When I first began this self-taught cooking journey there were so many ingredients and cuts of meat that really intimidated me, some still do as I’m still learning. What made the difference was that I was ready to face these fears head-on and work with them anyway. Yes it was tough at first, but not nearly as difficult as in my own head.
If you’re not sure what you’re doing with a Leg of Lamb, it can look very intimidating however there are only a few steps in the preparation and the oven does the majority of the work for you.
It really is worth learning how to roast the different cuts of meat properly as they will either give yourself plenty of leftovers, which will save you money and allow you to cook other dishes, or your family will enjoy a wonderful Sunday dinner from you (or Monday or any day!).
These are the full instructions and include how to make a real gravy with the leftover juices! My advice is to use a meat thermometer to tell when the lamb is cooked to your liking, it will also come in handy for future roasts no matter what cut of meat you’re using.
1.7kg x Leg of Lamb
6 x Garlic Cloves (peeled & halved)
2-3 x Rosemary Sprigs (leaves removed)
Salt & Freshly Ground Pepper
For The Gravy
Leftover Meat Juices (fat removed)
300ml x Vegetable Stock
1 tsp x Redcurrant Jelly
1. Preheat the Oven to 200C (fan & conventional) whilst preparing the lamb. Place the lamb in a large enough roasting tin and make deep slits in the fat with a sharp knife. Stuff the slits with the garlic and rosemary for added flavour, then season all over and add the oil to cover. Do this on both sides.
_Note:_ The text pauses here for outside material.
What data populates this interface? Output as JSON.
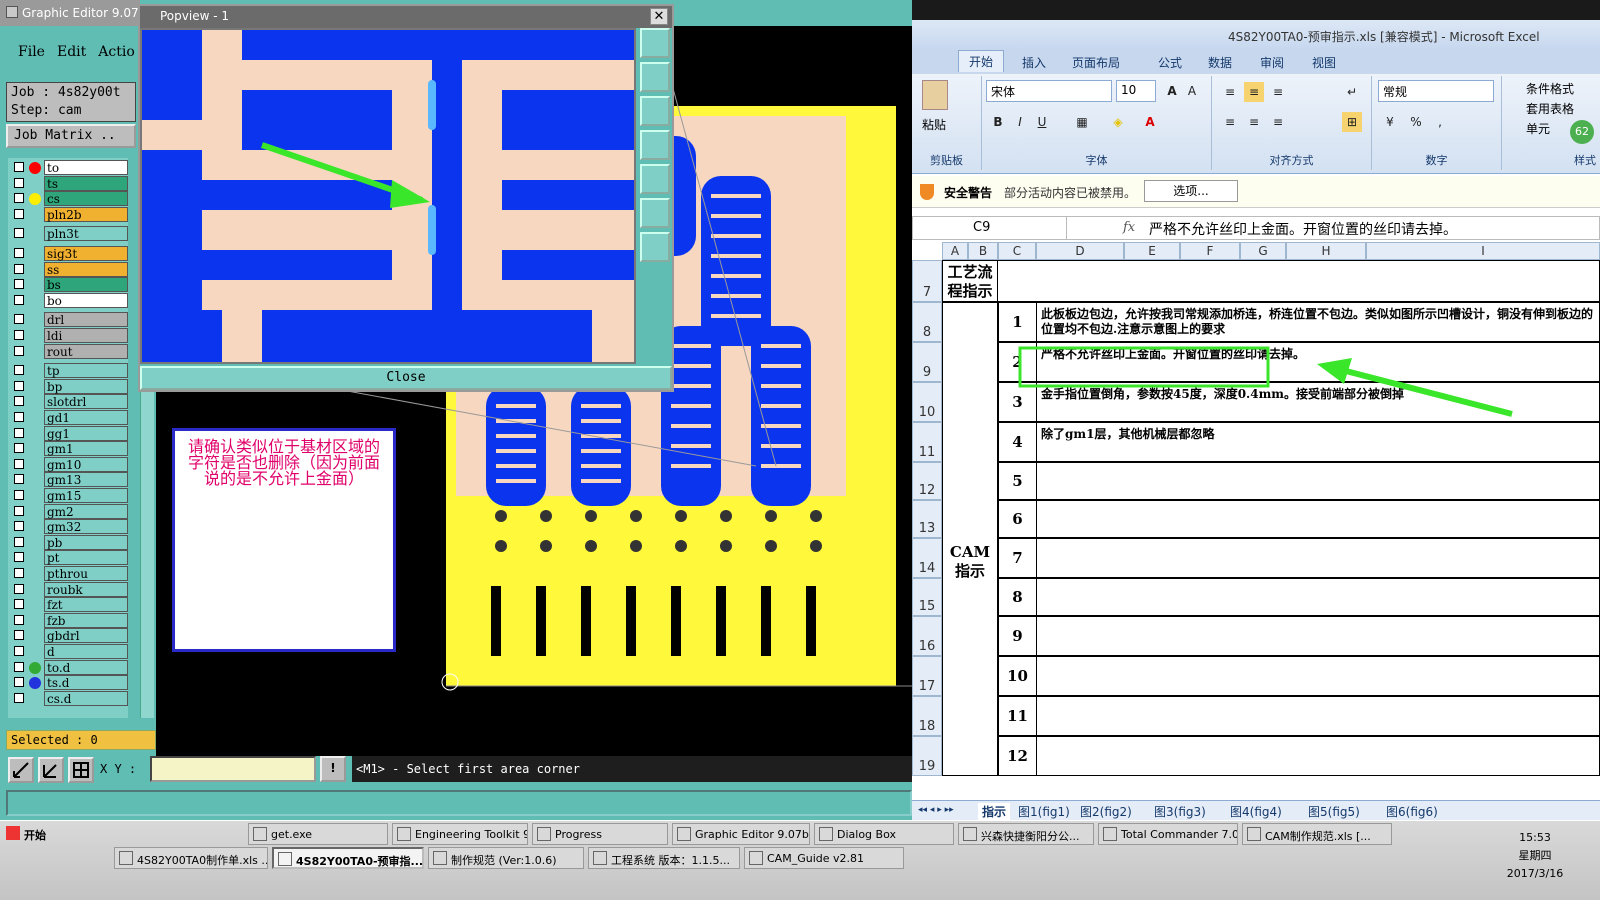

2. Place the lamb in the oven for 15 minutes until browned, then reduce the oven temperature to 160C for fan-assisted ovens (180C for conventional) and cook for 1 hour (medium), turning at halfway to baste with the juices. Note: Cooking times will vary depending on the weight of the lamb so adjust accordingly.
3. Once the timer is up, remove the roasting tin from the oven and check the lamb has reached the desired temperature. Use a meat thermometer to pierce into the thickest part of the leg (without touching the bone itself). For rare 50C, for medium 55C, for well-done 60C.
4. It is crucial that the meat is rested for at least 15 minutes. Remove it from the roasting tray and place on a suitable chopping board, then wrap it completely in foil. Whilst the meat is resting, make the gravy.
5. Tilt the roasting tray to one side so that all of the juices are easier to collect. Remove the very top layer of fat using a shallow spoon and then place the remaining juices in a small saucepan. Add the jelly and stock and bring to the boil. Once it is boiling, reduce it to a simmer. When the gravy has reached the correct consistency remove from the heat.